The discovery of the Kimberley mine (New Rush/Colesberg Kopje) in July 1871 saw a “proper” cemetery being used, what is now called the Pioneer cemetery but at the time known by various titles including that of the Transvaal Road cemetery. This opened on or about 1 August 1871 and closed on 31 March 1905.
Black diggers and workers were also buried here – in the overgrown corner of the Pioneer cemetery used by the council as a refuse dumping area. There is also a special section known as the Jewish Pioneer cemetery. Despite being known as the Pioneer cemetery it is in fact the fourth of Kimberley’s cemeteries.
The Pioneer cemetery being filled rather rapidly saw the new Gladstone cemetery being opened on 24 March 1883. The majority of those buried within are whites but it is of interest that the Catholic section did not discriminate. The Africans buried here are mostly buried to the east and the north of the “white” cemetery.
The Gladstone cemetery was originally known as the Kenilworth Road cemetery, a fact that has caused many problems for researchers today as the Kenilworth cemetery in the then mining village of De Beers Consolidated Mines opened for burials in 1890/91. Shortly thereafter the Kenilworth Road cemetery changed its title to Gladstone cemetery. Gladstone cemetery was officially closed (other than for family and religious plots) in March 1900.
The majority of those people killed or who died during the siege and relief of Kimberley are buried here, including Henry Scott-Turner and George Labram.
The closure of the Gladstone cemetery saw the opening of the West End cemetery, the last of Kimberley’s historic grave yards. This coincided with the closure of Gladstone cemetery with the earliest burials being March 1900. The majority of those who died in the Spanish ‘Flu epidemic of 1918 are buried within. This cemetery is still in use, but not for much longer.
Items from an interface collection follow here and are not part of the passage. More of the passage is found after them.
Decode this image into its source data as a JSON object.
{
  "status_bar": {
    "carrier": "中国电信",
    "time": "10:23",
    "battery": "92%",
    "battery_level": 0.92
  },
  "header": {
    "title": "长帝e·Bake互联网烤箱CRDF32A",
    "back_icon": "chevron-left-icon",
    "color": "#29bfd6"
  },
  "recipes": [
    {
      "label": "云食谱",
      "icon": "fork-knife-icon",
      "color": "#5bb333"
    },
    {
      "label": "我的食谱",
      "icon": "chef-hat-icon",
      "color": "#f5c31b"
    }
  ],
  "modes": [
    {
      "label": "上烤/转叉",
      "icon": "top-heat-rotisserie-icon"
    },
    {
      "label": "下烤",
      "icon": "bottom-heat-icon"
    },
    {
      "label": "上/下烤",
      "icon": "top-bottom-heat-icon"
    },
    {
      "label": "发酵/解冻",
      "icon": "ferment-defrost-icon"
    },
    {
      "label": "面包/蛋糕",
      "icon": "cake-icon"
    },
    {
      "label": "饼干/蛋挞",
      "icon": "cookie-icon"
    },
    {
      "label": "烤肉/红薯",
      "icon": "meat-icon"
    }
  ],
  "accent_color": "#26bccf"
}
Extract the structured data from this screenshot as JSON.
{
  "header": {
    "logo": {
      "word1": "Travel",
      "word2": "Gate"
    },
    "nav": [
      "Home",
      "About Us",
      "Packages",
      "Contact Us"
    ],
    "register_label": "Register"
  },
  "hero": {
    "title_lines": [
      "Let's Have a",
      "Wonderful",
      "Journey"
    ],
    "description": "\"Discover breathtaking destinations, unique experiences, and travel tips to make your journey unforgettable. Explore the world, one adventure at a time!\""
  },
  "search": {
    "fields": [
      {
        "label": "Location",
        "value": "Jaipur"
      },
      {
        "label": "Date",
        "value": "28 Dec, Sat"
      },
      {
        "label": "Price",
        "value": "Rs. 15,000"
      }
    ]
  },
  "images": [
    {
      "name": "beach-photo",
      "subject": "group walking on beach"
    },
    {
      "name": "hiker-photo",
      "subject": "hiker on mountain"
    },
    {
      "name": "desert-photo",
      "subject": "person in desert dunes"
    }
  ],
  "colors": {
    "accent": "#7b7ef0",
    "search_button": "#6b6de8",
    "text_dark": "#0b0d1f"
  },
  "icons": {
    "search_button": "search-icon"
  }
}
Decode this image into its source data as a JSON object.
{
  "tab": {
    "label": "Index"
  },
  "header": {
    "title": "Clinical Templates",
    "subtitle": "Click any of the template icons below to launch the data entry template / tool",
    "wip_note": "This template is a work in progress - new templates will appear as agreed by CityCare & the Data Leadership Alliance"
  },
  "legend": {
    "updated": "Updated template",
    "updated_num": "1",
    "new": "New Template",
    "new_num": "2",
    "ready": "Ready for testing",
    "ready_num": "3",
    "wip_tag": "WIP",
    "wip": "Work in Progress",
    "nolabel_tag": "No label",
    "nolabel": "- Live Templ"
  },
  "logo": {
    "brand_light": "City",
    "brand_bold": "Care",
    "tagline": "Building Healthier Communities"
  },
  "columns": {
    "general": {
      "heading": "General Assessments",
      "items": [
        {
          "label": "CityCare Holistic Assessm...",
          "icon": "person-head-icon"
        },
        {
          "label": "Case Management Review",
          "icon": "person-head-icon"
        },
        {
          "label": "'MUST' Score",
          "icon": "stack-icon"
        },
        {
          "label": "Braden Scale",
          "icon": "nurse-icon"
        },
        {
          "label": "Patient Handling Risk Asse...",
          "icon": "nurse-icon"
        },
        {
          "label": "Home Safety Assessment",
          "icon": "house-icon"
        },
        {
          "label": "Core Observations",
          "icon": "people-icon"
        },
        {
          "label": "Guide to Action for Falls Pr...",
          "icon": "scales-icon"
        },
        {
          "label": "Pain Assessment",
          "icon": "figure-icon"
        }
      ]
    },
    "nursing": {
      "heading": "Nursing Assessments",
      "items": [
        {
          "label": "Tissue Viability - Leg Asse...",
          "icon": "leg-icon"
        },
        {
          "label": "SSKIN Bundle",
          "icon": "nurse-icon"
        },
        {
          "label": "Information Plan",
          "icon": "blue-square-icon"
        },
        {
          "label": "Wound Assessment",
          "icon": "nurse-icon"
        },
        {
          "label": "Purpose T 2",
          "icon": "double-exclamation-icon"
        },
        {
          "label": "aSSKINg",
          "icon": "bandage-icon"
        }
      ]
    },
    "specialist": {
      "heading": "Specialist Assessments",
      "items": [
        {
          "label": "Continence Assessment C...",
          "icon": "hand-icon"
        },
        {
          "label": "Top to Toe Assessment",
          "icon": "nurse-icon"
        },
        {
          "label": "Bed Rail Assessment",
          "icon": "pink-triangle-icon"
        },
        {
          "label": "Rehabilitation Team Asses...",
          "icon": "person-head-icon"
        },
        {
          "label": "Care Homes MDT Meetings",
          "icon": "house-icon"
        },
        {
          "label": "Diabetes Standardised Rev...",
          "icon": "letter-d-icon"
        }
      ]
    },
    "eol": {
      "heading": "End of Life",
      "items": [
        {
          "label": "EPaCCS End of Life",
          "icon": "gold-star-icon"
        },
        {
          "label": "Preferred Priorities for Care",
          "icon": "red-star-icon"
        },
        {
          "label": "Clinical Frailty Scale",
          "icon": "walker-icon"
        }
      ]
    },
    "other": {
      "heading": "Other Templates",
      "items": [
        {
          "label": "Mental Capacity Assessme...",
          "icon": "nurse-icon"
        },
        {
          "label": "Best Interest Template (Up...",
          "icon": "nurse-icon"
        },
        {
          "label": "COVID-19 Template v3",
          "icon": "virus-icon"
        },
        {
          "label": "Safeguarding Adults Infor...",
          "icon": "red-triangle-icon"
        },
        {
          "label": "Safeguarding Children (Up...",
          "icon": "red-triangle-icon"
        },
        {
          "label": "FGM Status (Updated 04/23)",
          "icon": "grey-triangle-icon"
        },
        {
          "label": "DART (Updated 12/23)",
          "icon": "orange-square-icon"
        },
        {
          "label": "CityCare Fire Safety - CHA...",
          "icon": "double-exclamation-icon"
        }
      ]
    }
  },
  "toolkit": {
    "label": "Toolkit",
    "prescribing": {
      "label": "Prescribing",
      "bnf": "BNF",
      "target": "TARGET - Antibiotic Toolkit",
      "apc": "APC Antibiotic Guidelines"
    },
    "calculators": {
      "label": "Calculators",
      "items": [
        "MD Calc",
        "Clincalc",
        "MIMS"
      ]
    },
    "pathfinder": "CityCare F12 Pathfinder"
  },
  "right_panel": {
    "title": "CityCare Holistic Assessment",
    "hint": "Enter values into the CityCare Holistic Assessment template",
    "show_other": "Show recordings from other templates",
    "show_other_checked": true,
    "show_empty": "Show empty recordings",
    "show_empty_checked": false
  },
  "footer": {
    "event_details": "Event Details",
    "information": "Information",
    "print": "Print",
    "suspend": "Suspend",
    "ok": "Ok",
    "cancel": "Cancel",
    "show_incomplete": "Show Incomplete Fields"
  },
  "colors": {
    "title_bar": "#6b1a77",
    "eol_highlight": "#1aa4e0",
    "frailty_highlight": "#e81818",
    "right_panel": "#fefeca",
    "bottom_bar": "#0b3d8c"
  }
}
Info from David Morris:
What we have seen of the Quinn Street/Lawrence Street/Phakamile Mabija Road graves suggests to me not really haphazard but relatively orderly burial – certainly in terms of orientation in neat rows – although the archaeological evidence does indicate that many were relatively shallow, not penetrating much into the calcrete that lies beneath the red sand. It was the shallowness of these graves, in particular, that was cause for concern in a sanitary inspector’s report in 1879. My sense is that these were all part of a spread of graves extending north and northwestwards of (and being essentially part of) Pioneers Cemetery – the latter being the more visible part (formal headstones etc) which eventually got to be fenced and remembered. The large African burial ground then got to be built over by 1900 – erased from memory – but periodically has become apparent when residents have planted trees, or during building construction, or the laying of municipal or other infrastructure. An ideal open space locality for a memorial to these early migrant workers was lost when a large warehouse was built there a few years ago.